-- Opening Marker --
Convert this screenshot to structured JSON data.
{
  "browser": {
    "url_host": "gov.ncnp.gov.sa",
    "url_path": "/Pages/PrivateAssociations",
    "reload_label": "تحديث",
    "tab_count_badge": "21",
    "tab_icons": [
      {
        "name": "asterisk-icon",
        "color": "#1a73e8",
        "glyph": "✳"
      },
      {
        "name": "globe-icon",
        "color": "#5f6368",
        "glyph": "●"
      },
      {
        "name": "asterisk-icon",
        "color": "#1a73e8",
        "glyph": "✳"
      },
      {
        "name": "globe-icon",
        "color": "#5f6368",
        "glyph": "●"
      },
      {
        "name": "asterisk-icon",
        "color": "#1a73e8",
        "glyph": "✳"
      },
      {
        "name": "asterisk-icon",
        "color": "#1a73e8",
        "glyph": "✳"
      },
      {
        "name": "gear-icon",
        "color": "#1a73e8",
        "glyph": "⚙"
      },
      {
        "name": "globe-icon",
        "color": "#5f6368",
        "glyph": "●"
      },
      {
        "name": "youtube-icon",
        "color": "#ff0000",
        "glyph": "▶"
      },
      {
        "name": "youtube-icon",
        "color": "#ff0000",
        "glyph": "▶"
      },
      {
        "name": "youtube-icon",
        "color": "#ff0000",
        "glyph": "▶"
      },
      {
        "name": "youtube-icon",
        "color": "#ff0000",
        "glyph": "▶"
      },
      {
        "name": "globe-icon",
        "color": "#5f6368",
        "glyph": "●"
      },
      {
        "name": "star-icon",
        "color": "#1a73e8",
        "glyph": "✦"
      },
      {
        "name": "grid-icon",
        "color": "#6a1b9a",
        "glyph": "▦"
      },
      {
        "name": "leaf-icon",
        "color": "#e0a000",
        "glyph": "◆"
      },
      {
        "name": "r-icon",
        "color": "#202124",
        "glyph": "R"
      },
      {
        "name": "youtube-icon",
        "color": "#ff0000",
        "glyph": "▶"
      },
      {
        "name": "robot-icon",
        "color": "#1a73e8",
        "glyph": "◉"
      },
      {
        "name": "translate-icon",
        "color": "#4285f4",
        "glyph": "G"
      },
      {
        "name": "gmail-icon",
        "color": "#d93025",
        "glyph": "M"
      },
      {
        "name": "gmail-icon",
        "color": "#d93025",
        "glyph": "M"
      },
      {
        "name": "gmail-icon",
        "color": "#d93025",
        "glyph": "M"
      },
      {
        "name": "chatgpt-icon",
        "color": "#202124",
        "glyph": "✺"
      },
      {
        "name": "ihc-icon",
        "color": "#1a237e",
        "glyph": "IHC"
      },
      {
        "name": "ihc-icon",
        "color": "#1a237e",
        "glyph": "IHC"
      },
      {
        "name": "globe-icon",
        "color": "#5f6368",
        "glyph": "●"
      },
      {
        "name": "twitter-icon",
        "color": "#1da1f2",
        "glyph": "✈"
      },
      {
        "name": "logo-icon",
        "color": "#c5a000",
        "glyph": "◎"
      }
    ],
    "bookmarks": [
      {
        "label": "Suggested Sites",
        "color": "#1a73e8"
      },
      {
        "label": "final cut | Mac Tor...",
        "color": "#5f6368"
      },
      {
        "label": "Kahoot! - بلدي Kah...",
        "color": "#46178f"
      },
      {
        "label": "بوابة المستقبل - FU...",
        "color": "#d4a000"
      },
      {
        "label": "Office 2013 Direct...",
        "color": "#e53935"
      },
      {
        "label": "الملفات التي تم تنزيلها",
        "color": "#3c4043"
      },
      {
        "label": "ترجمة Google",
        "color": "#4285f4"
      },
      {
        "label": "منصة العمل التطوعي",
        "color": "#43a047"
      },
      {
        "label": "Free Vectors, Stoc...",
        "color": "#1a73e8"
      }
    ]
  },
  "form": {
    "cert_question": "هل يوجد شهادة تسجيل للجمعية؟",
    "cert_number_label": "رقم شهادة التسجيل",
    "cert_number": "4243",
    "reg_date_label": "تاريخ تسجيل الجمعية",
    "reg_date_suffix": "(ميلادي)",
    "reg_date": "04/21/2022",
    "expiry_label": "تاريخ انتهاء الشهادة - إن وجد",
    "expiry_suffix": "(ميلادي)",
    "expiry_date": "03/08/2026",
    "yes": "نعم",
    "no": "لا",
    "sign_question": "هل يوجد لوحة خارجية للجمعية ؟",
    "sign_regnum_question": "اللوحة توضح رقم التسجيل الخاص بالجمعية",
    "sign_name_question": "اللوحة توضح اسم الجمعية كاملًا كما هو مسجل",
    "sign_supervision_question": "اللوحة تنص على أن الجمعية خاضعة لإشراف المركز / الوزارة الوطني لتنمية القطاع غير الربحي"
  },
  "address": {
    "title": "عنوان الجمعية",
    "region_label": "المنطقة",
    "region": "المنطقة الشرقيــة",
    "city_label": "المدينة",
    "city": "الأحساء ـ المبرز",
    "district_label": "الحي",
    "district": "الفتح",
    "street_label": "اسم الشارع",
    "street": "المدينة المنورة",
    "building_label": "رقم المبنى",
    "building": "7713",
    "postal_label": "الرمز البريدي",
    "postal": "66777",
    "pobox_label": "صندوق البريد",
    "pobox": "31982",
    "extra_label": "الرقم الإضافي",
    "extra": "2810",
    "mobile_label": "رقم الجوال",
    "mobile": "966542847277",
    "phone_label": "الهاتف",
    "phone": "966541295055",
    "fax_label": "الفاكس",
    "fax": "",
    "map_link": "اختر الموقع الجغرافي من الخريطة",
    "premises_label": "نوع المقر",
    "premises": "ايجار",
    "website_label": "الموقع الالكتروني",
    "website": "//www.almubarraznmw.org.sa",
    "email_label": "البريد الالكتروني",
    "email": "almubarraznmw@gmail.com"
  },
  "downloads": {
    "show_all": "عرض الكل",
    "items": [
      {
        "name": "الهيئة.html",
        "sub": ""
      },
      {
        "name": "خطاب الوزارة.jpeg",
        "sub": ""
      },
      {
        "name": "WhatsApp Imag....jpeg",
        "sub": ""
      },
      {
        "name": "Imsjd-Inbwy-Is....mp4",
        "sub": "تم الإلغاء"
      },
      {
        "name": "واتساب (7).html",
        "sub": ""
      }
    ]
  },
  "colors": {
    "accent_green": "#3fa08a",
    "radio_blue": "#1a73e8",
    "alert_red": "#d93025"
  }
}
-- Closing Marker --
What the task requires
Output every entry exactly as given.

Output for this task
Convert this screenshot to structured JSON data.
{
  "browser": {
    "url_host": "gov.ncnp.gov.sa",
    "url_path": "/Pages/PrivateAssociations",
    "reload_label": "تحديث",
    "tab_count_badge": "21",
    "tab_icons": [
      {
        "name": "asterisk-icon",
        "color": "#1a73e8",
        "glyph": "✳"
      },
      {
        "name": "globe-icon",
        "color": "#5f6368",
        "glyph": "●"
      },
      {
        "name": "asterisk-icon",
        "color": "#1a73e8",
        "glyph": "✳"
      },
      {
        "name": "globe-icon",
        "color": "#5f6368",
        "glyph": "●"
      },
      {
        "name": "asterisk-icon",
        "color": "#1a73e8",
        "glyph": "✳"
      },
      {
        "name": "asterisk-icon",
        "color": "#1a73e8",
        "glyph": "✳"
      },
      {
        "name": "gear-icon",
        "color": "#1a73e8",
        "glyph": "⚙"
      },
      {
        "name": "globe-icon",
        "color": "#5f6368",
        "glyph": "●"
      },
      {
        "name": "youtube-icon",
        "color": "#ff0000",
        "glyph": "▶"
      },
      {
        "name": "youtube-icon",
        "color": "#ff0000",
        "glyph": "▶"
      },
      {
        "name": "youtube-icon",
        "color": "#ff0000",
        "glyph": "▶"
      },
      {
        "name": "youtube-icon",
        "color": "#ff0000",
        "glyph": "▶"
      },
      {
        "name": "globe-icon",
        "color": "#5f6368",
        "glyph": "●"
      },
      {
        "name": "star-icon",
        "color": "#1a73e8",
        "glyph": "✦"
      },
      {
        "name": "grid-icon",
        "color": "#6a1b9a",
        "glyph": "▦"
      },
      {
        "name": "leaf-icon",
        "color": "#e0a000",
        "glyph": "◆"
      },
      {
        "name": "r-icon",
        "color": "#202124",
        "glyph": "R"
      },
      {
        "name": "youtube-icon",
        "color": "#ff0000",
        "glyph": "▶"
      },
      {
        "name": "robot-icon",
        "color": "#1a73e8",
        "glyph": "◉"
      },
      {
        "name": "translate-icon",
        "color": "#4285f4",
        "glyph": "G"
      },
      {
        "name": "gmail-icon",
        "color": "#d93025",
        "glyph": "M"
      },
      {
        "name": "gmail-icon",
        "color": "#d93025",
        "glyph": "M"
      },
      {
        "name": "gmail-icon",
        "color": "#d93025",
        "glyph": "M"
      },
      {
        "name": "chatgpt-icon",
        "color": "#202124",
        "glyph": "✺"
      },
      {
        "name": "ihc-icon",
        "color": "#1a237e",
        "glyph": "IHC"
      },
      {
        "name": "ihc-icon",
        "color": "#1a237e",
        "glyph": "IHC"
      },
      {
        "name": "globe-icon",
        "color": "#5f6368",
        "glyph": "●"
      },
      {
        "name": "twitter-icon",
        "color": "#1da1f2",
        "glyph": "✈"
      },
      {
        "name": "logo-icon",
        "color": "#c5a000",
        "glyph": "◎"
      }
    ],
    "bookmarks": [
      {
        "label": "Suggested Sites",
        "color": "#1a73e8"
      },
      {
        "label": "final cut | Mac Tor...",
        "color": "#5f6368"
      },
      {
        "label": "Kahoot! - بلدي Kah...",
        "color": "#46178f"
      },
      {
        "label": "بوابة المستقبل - FU...",
        "color": "#d4a000"
      },
      {
        "label": "Office 2013 Direct...",
        "color": "#e53935"
      },
      {
        "label": "الملفات التي تم تنزيلها",
        "color": "#3c4043"
      },
      {
        "label": "ترجمة Google",
        "color": "#4285f4"
      },
      {
        "label": "منصة العمل التطوعي",
        "color": "#43a047"
      },
      {
        "label": "Free Vectors, Stoc...",
        "color": "#1a73e8"
      }
    ]
  },
  "form": {
    "cert_question": "هل يوجد شهادة تسجيل للجمعية؟",
    "cert_number_label": "رقم شهادة التسجيل",
    "cert_number": "4243",
    "reg_date_label": "تاريخ تسجيل الجمعية",
    "reg_date_suffix": "(ميلادي)",
    "reg_date": "04/21/2022",
    "expiry_label": "تاريخ انتهاء الشهادة - إن وجد",
    "expiry_suffix": "(ميلادي)",
    "expiry_date": "03/08/2026",
    "yes": "نعم",
    "no": "لا",
    "sign_question": "هل يوجد لوحة خارجية للجمعية ؟",
    "sign_regnum_question": "اللوحة توضح رقم التسجيل الخاص بالجمعية",
    "sign_name_question": "اللوحة توضح اسم الجمعية كاملًا كما هو مسجل",
    "sign_supervision_question": "اللوحة تنص على أن الجمعية خاضعة لإشراف المركز / الوزارة الوطني لتنمية القطاع غير الربحي"
  },
  "address": {
    "title": "عنوان الجمعية",
    "region_label": "المنطقة",
    "region": "المنطقة الشرقيــة",
    "city_label": "المدينة",
    "city": "الأحساء ـ المبرز",
    "district_label": "الحي",
    "district": "الفتح",
    "street_label": "اسم الشارع",
    "street": "المدينة المنورة",
    "building_label": "رقم المبنى",
    "building": "7713",
    "postal_label": "الرمز البريدي",
    "postal": "66777",
    "pobox_label": "صندوق البريد",
    "pobox": "31982",
    "extra_label": "الرقم الإضافي",
    "extra": "2810",
    "mobile_label": "رقم الجوال",
    "mobile": "966542847277",
    "phone_label": "الهاتف",
    "phone": "966541295055",
    "fax_label": "الفاكس",
    "fax": "",
    "map_link": "اختر الموقع الجغرافي من الخريطة",
    "premises_label": "نوع المقر",
    "premises": "ايجار",
    "website_label": "الموقع الالكتروني",
    "website": "//www.almubarraznmw.org.sa",
    "email_label": "البريد الالكتروني",
    "email": "almubarraznmw@gmail.com"
  },
  "downloads": {
    "show_all": "عرض الكل",
    "items": [
      {
        "name": "الهيئة.html",
        "sub": ""
      },
      {
        "name": "خطاب الوزارة.jpeg",
        "sub": ""
      },
      {
        "name": "WhatsApp Imag....jpeg",
        "sub": ""
      },
      {
        "name": "Imsjd-Inbwy-Is....mp4",
        "sub": "تم الإلغاء"
      },
      {
        "name": "واتساب (7).html",
        "sub": ""
      }
    ]
  },
  "colors": {
    "accent_green": "#3fa08a",
    "radio_blue": "#1a73e8",
    "alert_red": "#d93025"
  }
}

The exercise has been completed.